§ **Supplied material**:

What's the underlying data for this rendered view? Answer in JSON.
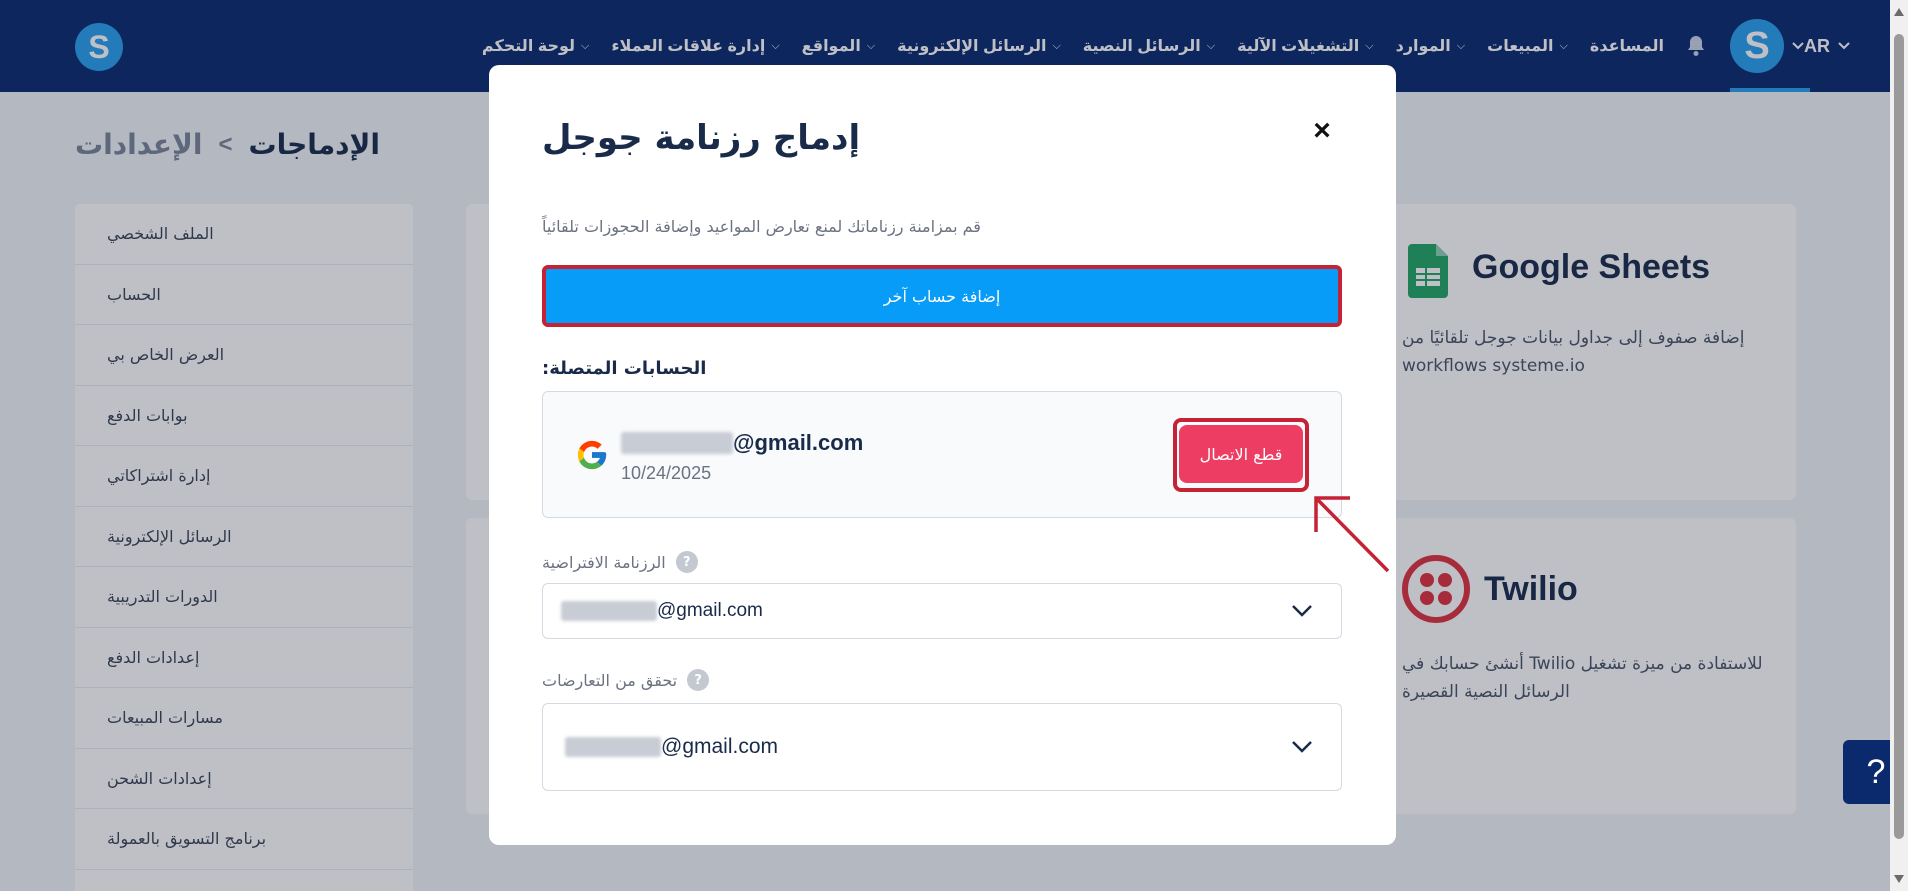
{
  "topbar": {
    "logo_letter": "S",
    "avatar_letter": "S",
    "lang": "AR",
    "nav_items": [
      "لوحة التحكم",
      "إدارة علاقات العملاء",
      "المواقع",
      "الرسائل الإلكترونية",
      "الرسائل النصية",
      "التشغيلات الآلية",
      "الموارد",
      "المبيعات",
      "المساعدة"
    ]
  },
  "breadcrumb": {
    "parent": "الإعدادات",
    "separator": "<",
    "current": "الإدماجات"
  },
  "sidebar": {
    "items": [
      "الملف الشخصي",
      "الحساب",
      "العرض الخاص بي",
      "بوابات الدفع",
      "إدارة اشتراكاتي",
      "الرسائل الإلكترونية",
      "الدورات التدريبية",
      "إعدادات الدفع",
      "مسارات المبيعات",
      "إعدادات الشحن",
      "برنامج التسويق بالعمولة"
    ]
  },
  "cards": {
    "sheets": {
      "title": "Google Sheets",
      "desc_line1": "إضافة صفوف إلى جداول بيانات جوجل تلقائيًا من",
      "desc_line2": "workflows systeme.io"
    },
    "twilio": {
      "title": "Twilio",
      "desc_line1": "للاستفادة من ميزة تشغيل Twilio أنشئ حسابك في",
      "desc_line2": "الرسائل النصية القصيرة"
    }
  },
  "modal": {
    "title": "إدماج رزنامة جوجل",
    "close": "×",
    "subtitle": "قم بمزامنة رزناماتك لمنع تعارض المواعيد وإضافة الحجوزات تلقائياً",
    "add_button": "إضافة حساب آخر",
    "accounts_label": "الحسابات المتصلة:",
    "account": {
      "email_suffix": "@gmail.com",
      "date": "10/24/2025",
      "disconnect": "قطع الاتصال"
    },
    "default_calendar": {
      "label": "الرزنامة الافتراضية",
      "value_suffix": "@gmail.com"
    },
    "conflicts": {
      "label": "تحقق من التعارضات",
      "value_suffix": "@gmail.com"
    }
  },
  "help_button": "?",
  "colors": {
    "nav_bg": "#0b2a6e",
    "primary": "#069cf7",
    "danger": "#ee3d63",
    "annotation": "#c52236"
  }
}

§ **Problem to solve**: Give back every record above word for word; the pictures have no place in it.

§ **Solution for this task**:
What's the underlying data for this rendered view? Answer in JSON.
{
  "topbar": {
    "logo_letter": "S",
    "avatar_letter": "S",
    "lang": "AR",
    "nav_items": [
      "لوحة التحكم",
      "إدارة علاقات العملاء",
      "المواقع",
      "الرسائل الإلكترونية",
      "الرسائل النصية",
      "التشغيلات الآلية",
      "الموارد",
      "المبيعات",
      "المساعدة"
    ]
  },
  "breadcrumb": {
    "parent": "الإعدادات",
    "separator": "<",
    "current": "الإدماجات"
  },
  "sidebar": {
    "items": [
      "الملف الشخصي",
      "الحساب",
      "العرض الخاص بي",
      "بوابات الدفع",
      "إدارة اشتراكاتي",
      "الرسائل الإلكترونية",
      "الدورات التدريبية",
      "إعدادات الدفع",
      "مسارات المبيعات",
      "إعدادات الشحن",
      "برنامج التسويق بالعمولة"
    ]
  },
  "cards": {
    "sheets": {
      "title": "Google Sheets",
      "desc_line1": "إضافة صفوف إلى جداول بيانات جوجل تلقائيًا من",
      "desc_line2": "workflows systeme.io"
    },
    "twilio": {
      "title": "Twilio",
      "desc_line1": "للاستفادة من ميزة تشغيل Twilio أنشئ حسابك في",
      "desc_line2": "الرسائل النصية القصيرة"
    }
  },
  "modal": {
    "title": "إدماج رزنامة جوجل",
    "close": "×",
    "subtitle": "قم بمزامنة رزناماتك لمنع تعارض المواعيد وإضافة الحجوزات تلقائياً",
    "add_button": "إضافة حساب آخر",
    "accounts_label": "الحسابات المتصلة:",
    "account": {
      "email_suffix": "@gmail.com",
      "date": "10/24/2025",
      "disconnect": "قطع الاتصال"
    },
    "default_calendar": {
      "label": "الرزنامة الافتراضية",
      "value_suffix": "@gmail.com"
    },
    "conflicts": {
      "label": "تحقق من التعارضات",
      "value_suffix": "@gmail.com"
    }
  },
  "help_button": "?",
  "colors": {
    "nav_bg": "#0b2a6e",
    "primary": "#069cf7",
    "danger": "#ee3d63",
    "annotation": "#c52236"
  }
}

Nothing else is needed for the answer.